Not too Cold Here in BC anymore
There is a major difference between 1st year sea ice and older, multi-year sea ice. 1st year ice has much more salt in it, and therefore melts at a faster rate than older ice with less sea salt.
The winters here are now much milder than they ever were in the decades of 1950-1980. Heck, we can grow kiwi's, palms, and even bananas on the coast of British Columbia.
Our ski hill closed down in the 1990's, was put up for sale in 2007. No one bought it, and it has only opened once this decade. We never get temperatures lower than about -25 Celsius, but in the 1950's and 1960's we would get -40 celsius temperatures.
And even more weird is the fact that the coldest temperatures of the year is not always January, but can be in March or earlier in November.
I used to fly small planes in the winter here. Most years Shuswap Lake froze over, as did Kamloops Lake. Last winter was the first winter this decade that ice formed on Kamloops Lake.
Even some large lakes in Wells Gray Park are not freezing up.
The only lake in BC which has "never" frozen over in the interior is Kootenay Lake....but now the trend, more often than not, is that most large lakes in the southern half of BC are not freezing over at all.
Plus, I completed graduate course work in climate change science, and agree that climate modification is in progress because of anthropogenic emissions such as GHG's, deforestation, inputs of ozone depleting substances into the stratosphere, more aerosols than ever (China and India together lead the pack in this which causes cooling in the North Pacific, increase snow melt and ice melt due to lower albedo's).

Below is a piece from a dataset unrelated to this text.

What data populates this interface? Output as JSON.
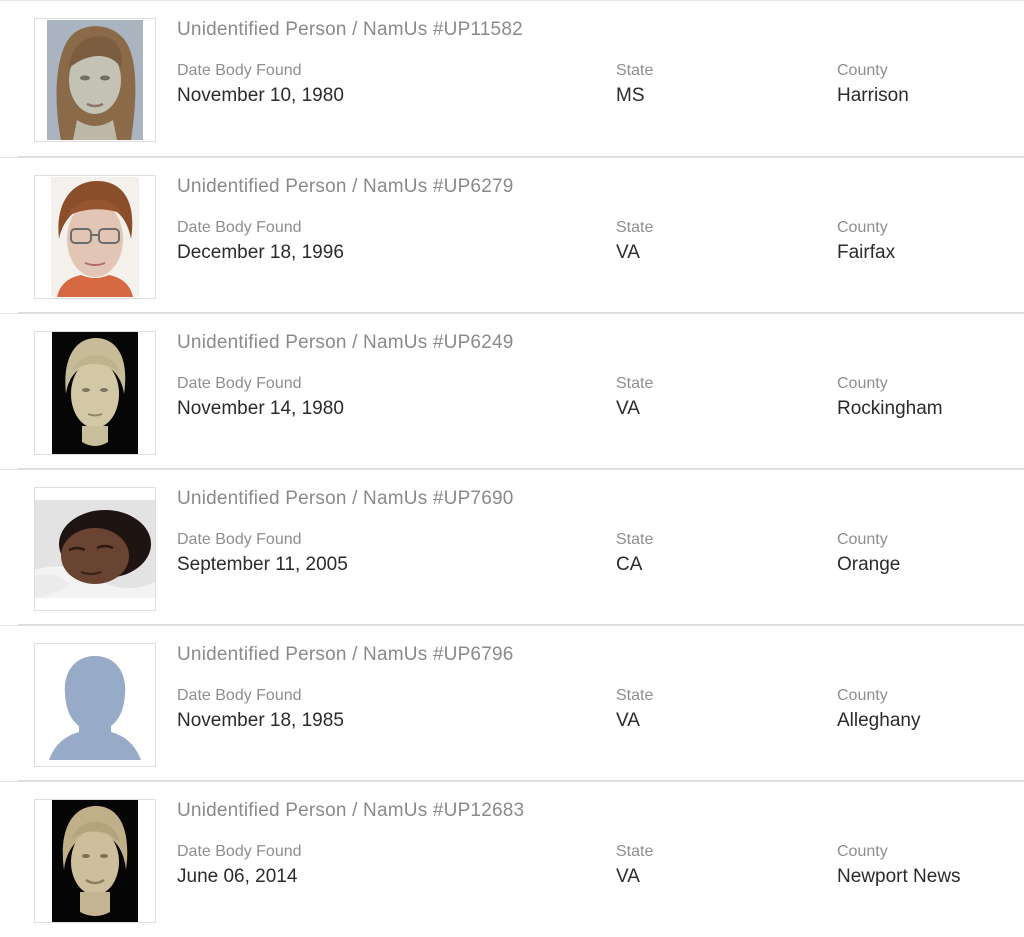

The real serious issue in my opinion with rapid climate change is the loss of habitat and species extinction. Humans can adapt, but most terrerstrial life forms cannot adapt fast enough, or move....so there will be some species at risk of extinction, and adding to the normal rate of habitat loss, that means disaster for most ecosystems.
In BC because the winters never get cold, the Mountain Pine Beetle has (MPB) killed off most of the Ponderosa and Lodgepole pine here. The extent of the epidemic is shocking. Over 80% of the mature timber in the Caribou and other regions is dead. The MPB larvae are killed off when winter temperatures reach -37 celsius or lower for a sustained time.
Since the bulk of the pine forest is 100+ years old, we have a very good record of what past winter temperatures were on average here in BC: and that is that it has always reached lower temperatures than -37 celsius here on average.
There was some past epidemics of MPB in southern BC, but they did not become large, nor impact the entire provincial forest containing pine.